The last element is defense, essentially minimizing risk. Defense includes actions such as following the law and regulations, keeping valued data safe from loss or theft, meeting privacy requirements, maintaining relationships with customers, matching the moves of a nimble competitor, staying in front of a better-funded behemoth, and steering clear of legal and regulatory actions that stem from monopoly power. You’re unlikely to make much money from defense, but poor defense can cost you a lot of time, money, and trouble.

Thus, data require a range of concerted effort. At a minimum, HR must find new talent and train everyone in the organization, tech departments must bring in new technologies and integrate them into existing infrastructures, privacy and security professionals must develop new policies and reach deep into the organization to enforce them, line organizations must deal with incredible disruption, everyone must contribute to data quality efforts, and leaders must set off in new, unfamiliar directions.  Adding to complications, data, technology, and people are very different sorts of assets, requiring different management styles. It’s a challenging transition. Many companies have tried to resolve their data quality issues with the latest technology as a shortcut (e.g., enterprise systems, data warehouses, cloud, blockchain), but these new systems have missed the mark.

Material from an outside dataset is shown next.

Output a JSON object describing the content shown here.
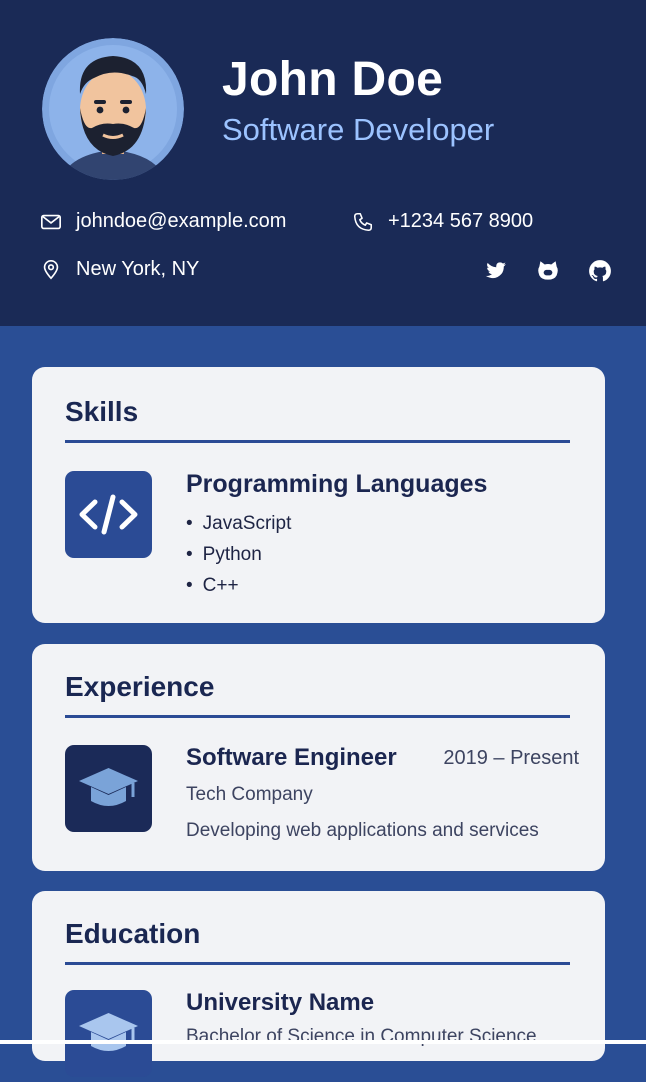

It is important to remember that the goal is not simply to get all you can out of your data. Rather, you want to leverage your data in ways that create new growth, cut waste, increase customer satisfaction, or otherwise improve company performance. And “data” may present your best chance of achieving such goals. Successful data programs require concerted, sustained, properly-informed, and coordinated effort.